All of the men in this set make quite high demands on the sculptor in terms of fine detail, and the sculpting largely meets the challenge, leaving us with some good-looking figures. Proportions are pretty good, in a rather solid style, and the sculptor has done particularly well to realise some quite complex poses without the need for any assembly. Cavalry figures are often very flat, but those in this set all look very natural, and should match well with the output from other manufacturers in recent years. The average size is a little on the high side, even allowing for the fact that heavy cavalry often attracted bigger men, but this is unlikely to be noticeable in a diorama that mixes figures from this and other sets. As we have already said, the detail on the helmets is particularly impressive (as are the feathers on the bonnets), even on those men facing the mould, but we were surprised to find that every man – even the Highlanders – wears his hair in a queue. This was not the custom by later in the Napoleonic Wars, but it is a simple job to cut this off with a knife. There is about an average amount of flash here, though some seams are quite clean. Bizarrely, the mess-tin on one of the Highlanders is half missing (the lower half), and the prone third dragoon actually has his arms some way off the ground – prone figures usually have a flat base, but not this man, so he will need to be pressed a little into the terrain to look reasonable.

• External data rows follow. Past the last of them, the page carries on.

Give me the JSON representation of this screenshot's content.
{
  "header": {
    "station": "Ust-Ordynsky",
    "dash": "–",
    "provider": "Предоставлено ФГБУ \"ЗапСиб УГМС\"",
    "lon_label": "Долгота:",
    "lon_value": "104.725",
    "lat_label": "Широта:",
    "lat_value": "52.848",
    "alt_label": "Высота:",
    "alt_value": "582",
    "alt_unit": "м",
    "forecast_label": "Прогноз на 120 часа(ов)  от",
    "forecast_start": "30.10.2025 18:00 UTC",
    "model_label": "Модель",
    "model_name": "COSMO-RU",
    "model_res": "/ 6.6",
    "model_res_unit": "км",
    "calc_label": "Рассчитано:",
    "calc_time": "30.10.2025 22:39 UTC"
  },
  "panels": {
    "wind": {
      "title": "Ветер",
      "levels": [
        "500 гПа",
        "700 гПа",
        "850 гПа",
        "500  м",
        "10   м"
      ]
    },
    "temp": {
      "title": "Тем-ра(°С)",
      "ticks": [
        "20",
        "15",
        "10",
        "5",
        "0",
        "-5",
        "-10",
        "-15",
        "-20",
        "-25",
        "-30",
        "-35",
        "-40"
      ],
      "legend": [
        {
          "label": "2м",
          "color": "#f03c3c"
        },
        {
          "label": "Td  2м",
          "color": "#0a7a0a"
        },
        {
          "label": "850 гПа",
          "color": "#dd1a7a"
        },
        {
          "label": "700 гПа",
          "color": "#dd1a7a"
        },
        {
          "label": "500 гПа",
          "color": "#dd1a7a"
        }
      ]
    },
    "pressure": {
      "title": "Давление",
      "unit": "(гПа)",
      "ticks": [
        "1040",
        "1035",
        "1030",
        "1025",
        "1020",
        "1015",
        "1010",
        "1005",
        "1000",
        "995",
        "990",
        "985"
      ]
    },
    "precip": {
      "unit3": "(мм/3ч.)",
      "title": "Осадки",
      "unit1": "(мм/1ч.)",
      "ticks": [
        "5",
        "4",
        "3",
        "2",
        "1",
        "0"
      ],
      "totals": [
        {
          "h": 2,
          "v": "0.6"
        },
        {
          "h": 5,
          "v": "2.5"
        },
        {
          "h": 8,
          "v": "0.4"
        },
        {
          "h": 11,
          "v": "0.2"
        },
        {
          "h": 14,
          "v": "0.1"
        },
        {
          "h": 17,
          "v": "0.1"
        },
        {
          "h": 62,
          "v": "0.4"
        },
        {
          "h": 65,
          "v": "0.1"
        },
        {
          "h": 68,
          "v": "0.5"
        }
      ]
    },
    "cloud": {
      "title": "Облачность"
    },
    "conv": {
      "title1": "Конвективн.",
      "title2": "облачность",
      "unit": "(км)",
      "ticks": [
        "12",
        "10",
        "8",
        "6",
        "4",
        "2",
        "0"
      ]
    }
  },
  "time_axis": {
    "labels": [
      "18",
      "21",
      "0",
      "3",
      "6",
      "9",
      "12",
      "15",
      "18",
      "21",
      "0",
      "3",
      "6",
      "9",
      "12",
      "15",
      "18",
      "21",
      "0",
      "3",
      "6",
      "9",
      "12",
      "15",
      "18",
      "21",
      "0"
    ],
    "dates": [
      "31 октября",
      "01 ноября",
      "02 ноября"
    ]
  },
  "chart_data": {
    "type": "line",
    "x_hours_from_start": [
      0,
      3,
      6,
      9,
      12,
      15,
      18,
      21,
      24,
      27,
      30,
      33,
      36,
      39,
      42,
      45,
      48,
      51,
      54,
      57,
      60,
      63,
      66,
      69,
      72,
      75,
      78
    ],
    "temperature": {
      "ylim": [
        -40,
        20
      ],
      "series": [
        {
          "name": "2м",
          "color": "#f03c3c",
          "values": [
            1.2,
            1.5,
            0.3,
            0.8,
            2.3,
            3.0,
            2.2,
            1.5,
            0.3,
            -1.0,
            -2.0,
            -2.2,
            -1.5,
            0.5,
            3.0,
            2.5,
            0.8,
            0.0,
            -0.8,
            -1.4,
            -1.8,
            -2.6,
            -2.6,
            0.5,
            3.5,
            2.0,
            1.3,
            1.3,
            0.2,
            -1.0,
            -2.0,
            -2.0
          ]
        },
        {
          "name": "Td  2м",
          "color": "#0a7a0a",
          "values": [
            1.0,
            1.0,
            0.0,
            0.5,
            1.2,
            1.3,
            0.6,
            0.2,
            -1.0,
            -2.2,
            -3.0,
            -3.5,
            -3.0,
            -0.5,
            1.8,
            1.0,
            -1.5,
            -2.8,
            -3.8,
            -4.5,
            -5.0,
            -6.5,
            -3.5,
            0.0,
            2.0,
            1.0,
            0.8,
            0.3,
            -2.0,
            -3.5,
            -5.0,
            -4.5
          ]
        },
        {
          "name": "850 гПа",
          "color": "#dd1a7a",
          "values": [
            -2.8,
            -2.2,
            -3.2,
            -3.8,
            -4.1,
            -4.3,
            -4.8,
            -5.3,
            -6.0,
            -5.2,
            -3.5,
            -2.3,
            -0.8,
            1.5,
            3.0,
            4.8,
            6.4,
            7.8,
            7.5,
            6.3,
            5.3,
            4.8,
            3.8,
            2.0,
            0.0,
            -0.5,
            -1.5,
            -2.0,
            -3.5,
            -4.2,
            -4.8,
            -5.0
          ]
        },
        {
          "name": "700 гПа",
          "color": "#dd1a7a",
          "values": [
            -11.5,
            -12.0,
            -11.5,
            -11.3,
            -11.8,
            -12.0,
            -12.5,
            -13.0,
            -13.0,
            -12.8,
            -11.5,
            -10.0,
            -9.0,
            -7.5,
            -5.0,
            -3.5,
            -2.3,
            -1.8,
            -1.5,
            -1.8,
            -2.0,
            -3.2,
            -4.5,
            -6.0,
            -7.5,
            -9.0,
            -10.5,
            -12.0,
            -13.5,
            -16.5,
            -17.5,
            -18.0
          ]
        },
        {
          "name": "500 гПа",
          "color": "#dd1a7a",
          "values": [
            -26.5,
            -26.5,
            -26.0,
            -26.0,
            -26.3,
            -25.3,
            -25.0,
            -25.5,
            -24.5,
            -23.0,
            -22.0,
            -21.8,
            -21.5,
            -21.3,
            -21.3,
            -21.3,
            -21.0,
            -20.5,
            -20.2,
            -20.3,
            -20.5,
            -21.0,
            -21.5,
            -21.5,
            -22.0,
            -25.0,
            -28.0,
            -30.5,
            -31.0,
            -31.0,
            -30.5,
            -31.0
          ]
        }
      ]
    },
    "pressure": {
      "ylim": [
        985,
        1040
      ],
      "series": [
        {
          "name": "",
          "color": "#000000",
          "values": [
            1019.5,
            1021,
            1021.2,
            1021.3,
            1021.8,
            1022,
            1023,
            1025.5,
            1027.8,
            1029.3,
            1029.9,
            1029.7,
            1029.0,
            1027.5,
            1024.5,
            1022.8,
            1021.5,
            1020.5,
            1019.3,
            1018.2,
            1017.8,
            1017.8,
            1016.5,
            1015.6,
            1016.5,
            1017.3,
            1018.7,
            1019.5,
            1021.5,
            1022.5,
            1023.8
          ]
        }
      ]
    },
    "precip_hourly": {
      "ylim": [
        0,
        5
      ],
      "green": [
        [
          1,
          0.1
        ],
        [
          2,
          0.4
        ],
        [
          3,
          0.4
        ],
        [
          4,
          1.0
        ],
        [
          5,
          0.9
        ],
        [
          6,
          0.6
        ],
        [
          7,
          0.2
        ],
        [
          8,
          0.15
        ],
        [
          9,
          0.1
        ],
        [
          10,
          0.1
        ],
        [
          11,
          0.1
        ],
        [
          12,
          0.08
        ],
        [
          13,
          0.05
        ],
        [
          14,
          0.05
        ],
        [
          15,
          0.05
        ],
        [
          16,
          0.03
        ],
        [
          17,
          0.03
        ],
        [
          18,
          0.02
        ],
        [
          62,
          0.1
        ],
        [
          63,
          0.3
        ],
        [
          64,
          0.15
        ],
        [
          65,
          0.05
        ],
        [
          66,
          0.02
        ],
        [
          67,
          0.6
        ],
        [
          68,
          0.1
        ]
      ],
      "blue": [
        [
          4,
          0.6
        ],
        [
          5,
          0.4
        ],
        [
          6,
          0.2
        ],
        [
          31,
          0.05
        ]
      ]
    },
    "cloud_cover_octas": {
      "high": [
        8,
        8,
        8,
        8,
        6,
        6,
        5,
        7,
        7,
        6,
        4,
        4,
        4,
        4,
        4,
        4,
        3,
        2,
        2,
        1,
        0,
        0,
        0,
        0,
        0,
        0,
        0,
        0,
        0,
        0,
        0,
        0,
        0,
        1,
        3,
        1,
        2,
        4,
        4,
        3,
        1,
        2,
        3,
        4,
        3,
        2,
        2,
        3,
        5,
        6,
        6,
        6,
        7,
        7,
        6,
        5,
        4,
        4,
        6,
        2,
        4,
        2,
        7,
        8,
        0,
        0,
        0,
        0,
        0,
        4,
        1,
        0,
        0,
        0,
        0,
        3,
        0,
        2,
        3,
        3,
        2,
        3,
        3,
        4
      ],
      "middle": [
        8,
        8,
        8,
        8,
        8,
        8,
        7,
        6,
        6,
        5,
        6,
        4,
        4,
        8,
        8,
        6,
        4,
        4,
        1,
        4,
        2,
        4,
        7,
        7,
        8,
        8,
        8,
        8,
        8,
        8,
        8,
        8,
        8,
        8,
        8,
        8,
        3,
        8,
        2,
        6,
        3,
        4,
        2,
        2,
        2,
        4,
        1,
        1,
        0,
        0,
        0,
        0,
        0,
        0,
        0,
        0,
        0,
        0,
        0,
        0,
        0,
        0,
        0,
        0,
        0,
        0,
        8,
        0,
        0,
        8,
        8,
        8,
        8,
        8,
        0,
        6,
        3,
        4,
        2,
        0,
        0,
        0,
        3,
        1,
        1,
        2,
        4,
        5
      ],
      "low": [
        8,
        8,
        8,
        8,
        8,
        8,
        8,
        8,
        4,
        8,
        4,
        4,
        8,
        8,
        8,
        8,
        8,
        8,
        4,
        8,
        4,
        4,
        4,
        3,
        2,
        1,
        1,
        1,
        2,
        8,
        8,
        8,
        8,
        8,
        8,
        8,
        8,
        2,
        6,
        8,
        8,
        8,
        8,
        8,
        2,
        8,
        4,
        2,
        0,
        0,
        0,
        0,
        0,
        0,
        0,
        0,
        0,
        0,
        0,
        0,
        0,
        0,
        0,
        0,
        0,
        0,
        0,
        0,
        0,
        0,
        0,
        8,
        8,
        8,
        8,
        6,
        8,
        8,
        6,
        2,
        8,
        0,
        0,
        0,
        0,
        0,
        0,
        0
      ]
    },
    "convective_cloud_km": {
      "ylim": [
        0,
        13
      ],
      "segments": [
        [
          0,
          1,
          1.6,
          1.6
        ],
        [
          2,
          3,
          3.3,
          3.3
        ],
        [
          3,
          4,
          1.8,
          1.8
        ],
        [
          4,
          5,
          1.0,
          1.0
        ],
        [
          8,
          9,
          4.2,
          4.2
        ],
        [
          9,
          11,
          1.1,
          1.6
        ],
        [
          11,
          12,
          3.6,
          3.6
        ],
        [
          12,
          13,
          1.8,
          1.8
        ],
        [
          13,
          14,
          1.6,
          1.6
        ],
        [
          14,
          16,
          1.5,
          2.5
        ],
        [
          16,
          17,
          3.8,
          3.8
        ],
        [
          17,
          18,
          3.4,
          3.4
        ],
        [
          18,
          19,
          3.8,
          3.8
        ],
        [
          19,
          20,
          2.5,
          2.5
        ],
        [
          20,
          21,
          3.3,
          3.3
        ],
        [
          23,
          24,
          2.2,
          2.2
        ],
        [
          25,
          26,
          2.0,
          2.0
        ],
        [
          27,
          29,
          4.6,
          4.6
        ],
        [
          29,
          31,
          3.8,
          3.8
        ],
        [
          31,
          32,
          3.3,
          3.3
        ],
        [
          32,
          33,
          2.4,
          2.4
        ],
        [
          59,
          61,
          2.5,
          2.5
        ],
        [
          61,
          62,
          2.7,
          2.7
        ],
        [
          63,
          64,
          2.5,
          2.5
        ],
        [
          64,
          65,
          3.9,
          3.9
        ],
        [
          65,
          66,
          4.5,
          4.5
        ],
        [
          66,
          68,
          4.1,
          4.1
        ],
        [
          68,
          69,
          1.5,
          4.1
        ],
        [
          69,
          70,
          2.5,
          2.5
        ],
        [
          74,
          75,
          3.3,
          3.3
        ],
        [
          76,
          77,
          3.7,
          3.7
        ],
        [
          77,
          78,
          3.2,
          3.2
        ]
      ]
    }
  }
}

There are some dramatic poses in this set, and they have been done very well, despite the challenges of the usual production method. Modelling cavalry charges is likely to remain very popular, and any diorama of the allied squares at Waterloo would undoubtedly need both casualties and dismounted men such as these. Had it been us designing this set, we would have skipped the Highlanders and provided a couple more dismounted cavalrymen, since they are still in short supply, but even as it is, this is a nicely produced and very welcome addition to the available range, and a must for any model of a French cavalry charge once it met with some response from the enemy.